### Exercise materials ###

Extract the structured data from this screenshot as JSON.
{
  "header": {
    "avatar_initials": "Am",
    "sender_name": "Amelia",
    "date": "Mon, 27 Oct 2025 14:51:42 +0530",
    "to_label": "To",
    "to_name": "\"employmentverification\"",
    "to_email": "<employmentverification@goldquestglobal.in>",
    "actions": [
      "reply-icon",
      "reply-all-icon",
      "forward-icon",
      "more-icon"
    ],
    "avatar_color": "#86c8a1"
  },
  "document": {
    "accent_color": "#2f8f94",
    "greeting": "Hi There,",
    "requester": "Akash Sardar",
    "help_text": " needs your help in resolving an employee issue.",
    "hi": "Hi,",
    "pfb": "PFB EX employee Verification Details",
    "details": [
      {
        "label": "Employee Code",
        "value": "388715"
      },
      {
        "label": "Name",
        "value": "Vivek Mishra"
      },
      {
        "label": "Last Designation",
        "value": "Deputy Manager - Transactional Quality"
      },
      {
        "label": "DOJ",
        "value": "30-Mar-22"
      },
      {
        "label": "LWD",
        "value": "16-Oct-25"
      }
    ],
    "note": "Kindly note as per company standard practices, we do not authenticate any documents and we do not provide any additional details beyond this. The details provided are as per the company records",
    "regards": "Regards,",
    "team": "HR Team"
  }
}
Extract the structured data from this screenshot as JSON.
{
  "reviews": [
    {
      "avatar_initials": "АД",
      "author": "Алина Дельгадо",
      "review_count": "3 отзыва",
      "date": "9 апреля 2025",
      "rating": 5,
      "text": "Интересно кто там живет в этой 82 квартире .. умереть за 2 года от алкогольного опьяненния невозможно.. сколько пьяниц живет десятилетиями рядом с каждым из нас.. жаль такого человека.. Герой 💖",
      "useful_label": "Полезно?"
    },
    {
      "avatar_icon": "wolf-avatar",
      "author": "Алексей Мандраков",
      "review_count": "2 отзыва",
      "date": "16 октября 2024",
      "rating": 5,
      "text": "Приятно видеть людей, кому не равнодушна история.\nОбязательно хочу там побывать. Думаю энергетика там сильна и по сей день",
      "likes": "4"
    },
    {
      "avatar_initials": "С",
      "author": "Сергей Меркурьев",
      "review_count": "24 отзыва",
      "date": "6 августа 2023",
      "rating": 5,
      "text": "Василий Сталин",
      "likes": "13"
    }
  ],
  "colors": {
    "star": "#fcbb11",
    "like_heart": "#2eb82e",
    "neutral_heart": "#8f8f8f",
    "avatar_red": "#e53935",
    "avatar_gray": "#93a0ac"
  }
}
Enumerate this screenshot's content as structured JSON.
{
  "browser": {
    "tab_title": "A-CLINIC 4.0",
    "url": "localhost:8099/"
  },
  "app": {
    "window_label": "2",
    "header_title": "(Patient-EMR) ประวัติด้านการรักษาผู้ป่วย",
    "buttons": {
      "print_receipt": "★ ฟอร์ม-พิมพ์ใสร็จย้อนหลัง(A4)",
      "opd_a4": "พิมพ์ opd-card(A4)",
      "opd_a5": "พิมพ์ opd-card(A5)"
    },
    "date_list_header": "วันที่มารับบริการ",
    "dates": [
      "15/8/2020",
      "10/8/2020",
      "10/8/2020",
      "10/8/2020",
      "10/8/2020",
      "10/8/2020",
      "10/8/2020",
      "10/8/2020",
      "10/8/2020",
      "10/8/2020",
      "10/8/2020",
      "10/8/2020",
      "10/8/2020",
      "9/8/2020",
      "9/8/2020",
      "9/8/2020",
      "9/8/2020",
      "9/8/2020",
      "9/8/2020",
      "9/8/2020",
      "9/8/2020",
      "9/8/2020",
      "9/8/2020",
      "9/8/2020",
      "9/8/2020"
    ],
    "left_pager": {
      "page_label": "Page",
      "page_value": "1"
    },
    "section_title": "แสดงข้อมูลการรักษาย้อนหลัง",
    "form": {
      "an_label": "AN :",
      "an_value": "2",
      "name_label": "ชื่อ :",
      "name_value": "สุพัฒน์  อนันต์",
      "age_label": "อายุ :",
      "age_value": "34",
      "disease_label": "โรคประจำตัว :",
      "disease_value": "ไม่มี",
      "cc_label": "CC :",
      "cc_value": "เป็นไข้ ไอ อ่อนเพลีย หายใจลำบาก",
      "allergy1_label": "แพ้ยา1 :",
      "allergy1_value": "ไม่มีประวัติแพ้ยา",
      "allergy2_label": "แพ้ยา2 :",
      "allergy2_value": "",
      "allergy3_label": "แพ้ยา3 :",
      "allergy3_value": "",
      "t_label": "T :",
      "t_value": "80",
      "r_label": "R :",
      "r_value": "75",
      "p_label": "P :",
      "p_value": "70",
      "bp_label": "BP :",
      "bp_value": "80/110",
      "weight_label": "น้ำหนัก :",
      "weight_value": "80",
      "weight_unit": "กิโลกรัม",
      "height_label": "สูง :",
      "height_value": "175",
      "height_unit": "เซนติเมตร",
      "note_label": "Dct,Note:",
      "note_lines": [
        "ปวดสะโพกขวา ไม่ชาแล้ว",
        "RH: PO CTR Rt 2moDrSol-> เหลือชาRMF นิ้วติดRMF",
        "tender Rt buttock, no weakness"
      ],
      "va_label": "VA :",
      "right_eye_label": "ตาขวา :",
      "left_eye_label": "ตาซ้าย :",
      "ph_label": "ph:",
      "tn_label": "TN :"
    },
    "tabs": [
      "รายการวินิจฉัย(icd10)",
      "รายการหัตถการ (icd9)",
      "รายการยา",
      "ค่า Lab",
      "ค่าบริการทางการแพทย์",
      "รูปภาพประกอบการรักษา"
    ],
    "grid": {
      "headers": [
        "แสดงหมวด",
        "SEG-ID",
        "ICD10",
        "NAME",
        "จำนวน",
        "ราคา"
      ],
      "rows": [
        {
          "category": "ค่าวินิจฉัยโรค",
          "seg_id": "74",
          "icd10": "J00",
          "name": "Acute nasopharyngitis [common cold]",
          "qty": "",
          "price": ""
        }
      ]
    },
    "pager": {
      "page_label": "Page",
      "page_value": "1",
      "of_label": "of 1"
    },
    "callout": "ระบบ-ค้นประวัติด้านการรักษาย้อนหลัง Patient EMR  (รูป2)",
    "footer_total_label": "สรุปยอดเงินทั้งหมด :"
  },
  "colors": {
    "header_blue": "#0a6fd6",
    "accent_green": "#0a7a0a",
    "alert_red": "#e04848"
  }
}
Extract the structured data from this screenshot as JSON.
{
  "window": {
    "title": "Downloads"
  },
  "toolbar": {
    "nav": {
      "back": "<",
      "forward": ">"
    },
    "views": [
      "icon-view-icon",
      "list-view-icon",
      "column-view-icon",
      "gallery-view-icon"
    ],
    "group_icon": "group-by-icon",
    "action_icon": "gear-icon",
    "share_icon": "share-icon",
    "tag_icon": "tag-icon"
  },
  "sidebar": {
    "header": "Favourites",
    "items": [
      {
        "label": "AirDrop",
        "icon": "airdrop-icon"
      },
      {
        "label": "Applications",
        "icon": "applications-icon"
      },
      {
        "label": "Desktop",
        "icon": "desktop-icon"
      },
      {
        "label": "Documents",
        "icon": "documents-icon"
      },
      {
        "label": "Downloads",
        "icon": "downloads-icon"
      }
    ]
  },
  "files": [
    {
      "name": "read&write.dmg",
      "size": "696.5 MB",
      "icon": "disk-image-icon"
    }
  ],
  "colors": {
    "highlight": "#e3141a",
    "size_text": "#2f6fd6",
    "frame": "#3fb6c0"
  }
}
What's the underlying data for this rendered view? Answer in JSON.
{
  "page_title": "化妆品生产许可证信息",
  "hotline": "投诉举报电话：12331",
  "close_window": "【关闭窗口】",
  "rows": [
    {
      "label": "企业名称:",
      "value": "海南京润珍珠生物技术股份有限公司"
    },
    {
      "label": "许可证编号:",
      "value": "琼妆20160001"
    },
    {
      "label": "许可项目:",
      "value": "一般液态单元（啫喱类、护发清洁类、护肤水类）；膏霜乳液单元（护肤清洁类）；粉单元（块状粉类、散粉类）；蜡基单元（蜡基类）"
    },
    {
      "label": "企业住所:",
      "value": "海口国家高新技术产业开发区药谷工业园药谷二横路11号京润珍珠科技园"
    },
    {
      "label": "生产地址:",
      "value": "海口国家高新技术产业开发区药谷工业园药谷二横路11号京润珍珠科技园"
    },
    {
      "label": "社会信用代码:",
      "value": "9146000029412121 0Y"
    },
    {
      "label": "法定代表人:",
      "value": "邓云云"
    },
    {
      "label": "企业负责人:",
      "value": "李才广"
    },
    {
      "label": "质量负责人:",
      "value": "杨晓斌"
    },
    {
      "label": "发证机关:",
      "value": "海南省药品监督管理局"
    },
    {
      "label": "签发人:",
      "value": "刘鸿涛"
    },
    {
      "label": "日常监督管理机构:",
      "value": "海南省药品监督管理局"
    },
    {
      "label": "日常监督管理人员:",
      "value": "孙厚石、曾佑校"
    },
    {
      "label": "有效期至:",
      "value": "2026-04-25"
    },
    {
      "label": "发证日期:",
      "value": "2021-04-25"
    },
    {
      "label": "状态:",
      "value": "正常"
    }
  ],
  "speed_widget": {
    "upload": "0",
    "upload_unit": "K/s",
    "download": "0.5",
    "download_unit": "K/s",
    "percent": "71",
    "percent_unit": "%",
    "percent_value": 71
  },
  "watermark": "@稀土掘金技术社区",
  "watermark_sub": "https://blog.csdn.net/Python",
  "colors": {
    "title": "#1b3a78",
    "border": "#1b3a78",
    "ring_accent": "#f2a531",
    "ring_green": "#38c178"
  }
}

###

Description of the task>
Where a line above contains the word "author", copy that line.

Solution for this task>
      "author": "Алина Дельгадо",
      "author": "Алексей Мандраков",
      "author": "Сергей Меркурьев",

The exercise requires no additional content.